Requirement: Your answer should hold every line of the records below that contains the string "http".

*** Record set ***

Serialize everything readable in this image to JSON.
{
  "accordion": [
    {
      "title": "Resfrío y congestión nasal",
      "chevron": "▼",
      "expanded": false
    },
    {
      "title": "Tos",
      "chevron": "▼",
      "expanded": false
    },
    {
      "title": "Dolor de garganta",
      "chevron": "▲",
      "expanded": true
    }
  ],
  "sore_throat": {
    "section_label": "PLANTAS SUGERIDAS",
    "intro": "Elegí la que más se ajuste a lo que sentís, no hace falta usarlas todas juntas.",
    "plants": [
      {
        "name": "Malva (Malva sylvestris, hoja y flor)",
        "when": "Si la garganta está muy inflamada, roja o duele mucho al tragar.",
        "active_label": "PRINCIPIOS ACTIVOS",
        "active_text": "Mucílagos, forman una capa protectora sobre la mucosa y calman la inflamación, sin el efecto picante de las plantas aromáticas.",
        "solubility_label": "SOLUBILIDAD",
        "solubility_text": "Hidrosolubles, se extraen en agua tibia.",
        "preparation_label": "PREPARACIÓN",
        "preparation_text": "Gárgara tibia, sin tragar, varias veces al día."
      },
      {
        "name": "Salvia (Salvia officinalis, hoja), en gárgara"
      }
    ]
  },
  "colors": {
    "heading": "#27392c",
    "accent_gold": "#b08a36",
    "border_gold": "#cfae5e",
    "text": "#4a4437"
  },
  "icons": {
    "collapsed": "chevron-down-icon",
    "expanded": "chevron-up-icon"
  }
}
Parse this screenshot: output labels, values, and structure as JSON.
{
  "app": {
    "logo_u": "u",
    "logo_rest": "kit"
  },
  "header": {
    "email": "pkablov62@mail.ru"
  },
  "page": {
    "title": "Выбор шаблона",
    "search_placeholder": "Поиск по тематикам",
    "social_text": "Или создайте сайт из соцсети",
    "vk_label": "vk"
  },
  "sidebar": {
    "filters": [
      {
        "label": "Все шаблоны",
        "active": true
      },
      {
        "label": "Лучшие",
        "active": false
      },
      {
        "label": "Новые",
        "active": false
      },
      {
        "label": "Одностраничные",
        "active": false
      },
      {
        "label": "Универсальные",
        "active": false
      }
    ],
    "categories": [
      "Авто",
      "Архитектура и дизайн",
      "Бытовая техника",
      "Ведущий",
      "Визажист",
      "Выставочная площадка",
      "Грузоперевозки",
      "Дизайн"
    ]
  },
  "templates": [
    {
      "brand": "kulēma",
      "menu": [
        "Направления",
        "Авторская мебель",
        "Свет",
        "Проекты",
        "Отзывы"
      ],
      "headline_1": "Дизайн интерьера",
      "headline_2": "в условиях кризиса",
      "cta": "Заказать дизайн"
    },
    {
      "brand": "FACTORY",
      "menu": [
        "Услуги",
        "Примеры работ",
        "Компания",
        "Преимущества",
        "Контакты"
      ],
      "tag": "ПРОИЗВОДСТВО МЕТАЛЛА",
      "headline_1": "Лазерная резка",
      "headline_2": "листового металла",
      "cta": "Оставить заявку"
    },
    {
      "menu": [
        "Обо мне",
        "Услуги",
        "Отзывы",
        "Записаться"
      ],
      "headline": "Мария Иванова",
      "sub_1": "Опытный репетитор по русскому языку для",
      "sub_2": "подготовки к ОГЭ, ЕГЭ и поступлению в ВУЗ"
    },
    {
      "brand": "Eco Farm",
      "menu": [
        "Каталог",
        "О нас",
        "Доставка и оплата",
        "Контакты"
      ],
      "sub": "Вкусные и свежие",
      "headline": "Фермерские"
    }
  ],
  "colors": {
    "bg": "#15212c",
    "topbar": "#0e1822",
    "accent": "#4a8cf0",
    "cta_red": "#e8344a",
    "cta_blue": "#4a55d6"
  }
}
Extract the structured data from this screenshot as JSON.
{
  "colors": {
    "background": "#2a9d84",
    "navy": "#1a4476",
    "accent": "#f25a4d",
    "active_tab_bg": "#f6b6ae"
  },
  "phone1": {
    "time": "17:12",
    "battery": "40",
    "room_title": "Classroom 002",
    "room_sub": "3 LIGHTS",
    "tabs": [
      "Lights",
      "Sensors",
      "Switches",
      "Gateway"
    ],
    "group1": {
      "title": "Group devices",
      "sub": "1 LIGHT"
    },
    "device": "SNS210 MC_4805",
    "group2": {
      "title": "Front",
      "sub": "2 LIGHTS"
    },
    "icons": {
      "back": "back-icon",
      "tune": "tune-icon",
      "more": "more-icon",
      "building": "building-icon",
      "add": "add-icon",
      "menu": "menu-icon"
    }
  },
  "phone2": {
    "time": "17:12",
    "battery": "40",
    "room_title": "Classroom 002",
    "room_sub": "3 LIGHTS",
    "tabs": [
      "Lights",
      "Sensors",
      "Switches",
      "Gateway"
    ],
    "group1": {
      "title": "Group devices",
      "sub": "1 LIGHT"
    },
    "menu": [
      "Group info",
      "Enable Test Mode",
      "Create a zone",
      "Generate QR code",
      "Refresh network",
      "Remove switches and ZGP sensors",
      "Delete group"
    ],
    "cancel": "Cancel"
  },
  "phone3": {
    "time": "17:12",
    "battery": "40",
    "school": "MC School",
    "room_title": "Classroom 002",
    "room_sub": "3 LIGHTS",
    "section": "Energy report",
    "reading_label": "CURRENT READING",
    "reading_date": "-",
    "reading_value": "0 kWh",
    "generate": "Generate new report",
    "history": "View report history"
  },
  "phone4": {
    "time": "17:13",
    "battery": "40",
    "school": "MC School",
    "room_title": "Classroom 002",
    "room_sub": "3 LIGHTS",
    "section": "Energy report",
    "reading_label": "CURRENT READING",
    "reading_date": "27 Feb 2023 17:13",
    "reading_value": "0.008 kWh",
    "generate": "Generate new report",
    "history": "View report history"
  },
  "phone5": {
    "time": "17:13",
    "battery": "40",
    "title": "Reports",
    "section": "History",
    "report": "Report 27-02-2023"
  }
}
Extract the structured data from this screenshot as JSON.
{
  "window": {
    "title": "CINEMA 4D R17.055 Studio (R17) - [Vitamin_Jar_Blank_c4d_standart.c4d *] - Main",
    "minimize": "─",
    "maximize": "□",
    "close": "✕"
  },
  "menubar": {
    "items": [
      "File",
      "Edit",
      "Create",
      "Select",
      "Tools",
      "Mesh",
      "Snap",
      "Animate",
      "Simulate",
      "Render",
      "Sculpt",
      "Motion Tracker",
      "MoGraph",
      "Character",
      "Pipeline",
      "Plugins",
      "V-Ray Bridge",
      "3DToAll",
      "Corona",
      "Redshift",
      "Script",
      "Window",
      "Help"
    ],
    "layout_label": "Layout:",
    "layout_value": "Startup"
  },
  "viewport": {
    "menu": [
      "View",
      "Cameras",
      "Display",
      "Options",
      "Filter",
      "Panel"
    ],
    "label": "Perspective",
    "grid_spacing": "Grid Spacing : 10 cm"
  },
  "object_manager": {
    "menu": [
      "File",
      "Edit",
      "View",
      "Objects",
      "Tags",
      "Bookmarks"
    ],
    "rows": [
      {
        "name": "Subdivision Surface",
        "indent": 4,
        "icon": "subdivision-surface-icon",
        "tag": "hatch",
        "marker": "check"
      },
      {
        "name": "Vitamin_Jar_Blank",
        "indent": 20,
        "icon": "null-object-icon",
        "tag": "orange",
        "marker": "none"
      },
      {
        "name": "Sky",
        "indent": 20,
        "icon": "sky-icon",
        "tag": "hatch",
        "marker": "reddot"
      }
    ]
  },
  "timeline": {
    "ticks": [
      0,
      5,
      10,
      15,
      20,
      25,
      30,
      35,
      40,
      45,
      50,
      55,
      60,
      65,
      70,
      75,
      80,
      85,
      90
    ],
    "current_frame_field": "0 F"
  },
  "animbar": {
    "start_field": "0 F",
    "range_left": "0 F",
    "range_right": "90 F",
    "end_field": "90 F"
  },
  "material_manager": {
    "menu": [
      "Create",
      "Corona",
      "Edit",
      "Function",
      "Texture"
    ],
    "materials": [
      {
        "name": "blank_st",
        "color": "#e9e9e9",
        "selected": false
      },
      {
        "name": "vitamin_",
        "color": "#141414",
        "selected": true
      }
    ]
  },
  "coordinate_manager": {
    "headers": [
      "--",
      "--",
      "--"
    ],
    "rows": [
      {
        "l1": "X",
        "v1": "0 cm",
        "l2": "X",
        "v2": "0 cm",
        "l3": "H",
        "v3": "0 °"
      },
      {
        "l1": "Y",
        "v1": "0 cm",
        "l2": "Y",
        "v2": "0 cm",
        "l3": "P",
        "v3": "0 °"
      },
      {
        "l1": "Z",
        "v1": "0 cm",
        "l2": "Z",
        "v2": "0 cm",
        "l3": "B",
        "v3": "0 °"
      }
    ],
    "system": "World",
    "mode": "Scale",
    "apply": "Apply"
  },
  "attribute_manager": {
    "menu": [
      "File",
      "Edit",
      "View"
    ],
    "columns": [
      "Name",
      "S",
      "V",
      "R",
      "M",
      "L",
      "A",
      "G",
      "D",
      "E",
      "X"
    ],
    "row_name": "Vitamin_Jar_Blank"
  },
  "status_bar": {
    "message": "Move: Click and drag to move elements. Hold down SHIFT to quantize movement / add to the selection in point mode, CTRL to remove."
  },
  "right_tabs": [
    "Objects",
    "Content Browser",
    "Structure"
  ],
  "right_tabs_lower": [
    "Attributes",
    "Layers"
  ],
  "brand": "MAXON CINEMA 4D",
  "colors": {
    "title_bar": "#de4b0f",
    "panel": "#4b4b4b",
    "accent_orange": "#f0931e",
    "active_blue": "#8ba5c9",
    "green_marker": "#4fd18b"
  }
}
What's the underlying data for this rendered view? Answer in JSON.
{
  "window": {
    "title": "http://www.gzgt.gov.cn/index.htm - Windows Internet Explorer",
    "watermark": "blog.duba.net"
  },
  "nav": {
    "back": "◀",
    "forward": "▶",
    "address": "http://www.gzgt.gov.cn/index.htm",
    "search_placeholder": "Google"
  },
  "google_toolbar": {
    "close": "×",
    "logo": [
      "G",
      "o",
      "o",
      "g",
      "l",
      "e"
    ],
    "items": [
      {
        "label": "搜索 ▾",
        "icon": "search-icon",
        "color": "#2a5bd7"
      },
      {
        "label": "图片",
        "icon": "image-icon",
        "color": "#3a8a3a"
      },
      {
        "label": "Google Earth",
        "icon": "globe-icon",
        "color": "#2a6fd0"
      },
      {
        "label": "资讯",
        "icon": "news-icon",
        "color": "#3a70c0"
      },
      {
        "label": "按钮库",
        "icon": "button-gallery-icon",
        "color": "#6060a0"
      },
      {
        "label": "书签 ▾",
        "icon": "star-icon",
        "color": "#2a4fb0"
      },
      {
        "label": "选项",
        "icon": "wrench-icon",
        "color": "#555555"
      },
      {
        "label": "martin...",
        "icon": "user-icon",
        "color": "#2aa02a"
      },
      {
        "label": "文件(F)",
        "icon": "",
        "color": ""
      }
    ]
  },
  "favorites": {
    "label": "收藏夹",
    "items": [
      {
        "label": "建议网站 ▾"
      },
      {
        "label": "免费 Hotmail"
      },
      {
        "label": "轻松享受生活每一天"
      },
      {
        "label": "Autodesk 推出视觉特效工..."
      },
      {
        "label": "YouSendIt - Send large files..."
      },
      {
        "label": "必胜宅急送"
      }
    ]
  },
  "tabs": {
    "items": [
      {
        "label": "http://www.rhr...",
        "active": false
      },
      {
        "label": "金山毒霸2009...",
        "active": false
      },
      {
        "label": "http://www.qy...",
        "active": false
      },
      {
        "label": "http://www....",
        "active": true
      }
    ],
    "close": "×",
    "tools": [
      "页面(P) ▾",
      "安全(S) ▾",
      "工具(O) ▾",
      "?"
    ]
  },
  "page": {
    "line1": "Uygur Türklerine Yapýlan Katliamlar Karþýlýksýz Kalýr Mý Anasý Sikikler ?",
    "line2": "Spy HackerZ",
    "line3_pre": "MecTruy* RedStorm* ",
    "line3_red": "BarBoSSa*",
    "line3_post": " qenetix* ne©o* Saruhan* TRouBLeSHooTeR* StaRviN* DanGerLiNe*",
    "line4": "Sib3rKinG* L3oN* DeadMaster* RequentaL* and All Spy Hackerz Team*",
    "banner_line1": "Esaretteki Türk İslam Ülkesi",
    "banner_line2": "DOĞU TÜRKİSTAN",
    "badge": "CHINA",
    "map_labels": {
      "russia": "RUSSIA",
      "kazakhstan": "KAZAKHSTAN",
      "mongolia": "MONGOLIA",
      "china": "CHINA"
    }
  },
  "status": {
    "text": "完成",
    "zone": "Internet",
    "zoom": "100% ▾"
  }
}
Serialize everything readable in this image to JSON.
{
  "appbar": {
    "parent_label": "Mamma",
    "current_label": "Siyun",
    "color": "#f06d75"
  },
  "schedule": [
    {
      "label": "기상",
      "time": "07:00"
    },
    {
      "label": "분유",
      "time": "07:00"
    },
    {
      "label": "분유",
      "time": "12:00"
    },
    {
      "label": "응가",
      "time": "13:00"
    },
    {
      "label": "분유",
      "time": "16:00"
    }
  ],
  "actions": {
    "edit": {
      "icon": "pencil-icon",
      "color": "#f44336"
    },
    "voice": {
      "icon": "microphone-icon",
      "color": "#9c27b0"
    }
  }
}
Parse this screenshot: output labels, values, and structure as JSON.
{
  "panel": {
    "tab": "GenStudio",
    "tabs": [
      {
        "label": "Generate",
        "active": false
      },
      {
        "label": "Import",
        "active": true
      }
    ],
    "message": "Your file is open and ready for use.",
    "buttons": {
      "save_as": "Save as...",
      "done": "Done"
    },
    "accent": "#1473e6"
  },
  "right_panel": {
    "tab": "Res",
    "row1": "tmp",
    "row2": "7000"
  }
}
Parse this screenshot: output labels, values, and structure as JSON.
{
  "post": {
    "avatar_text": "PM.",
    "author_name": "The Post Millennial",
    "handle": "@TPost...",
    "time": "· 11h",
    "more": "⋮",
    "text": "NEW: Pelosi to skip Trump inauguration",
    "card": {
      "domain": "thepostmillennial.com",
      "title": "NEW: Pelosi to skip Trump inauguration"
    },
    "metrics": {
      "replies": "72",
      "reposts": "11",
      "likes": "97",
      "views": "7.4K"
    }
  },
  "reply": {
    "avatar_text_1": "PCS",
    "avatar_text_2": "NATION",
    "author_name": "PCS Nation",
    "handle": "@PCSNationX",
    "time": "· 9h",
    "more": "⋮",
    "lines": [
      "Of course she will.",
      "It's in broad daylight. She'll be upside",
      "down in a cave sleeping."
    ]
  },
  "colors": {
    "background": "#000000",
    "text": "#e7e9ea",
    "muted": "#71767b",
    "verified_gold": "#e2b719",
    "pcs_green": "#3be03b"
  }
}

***

Task output:
    "title": "http://www.gzgt.gov.cn/index.htm - Windows Internet Explorer",
    "address": "http://www.gzgt.gov.cn/index.htm",
        "label": "http://www.rhr...",
        "label": "http://www.qy...",
        "label": "http://www....",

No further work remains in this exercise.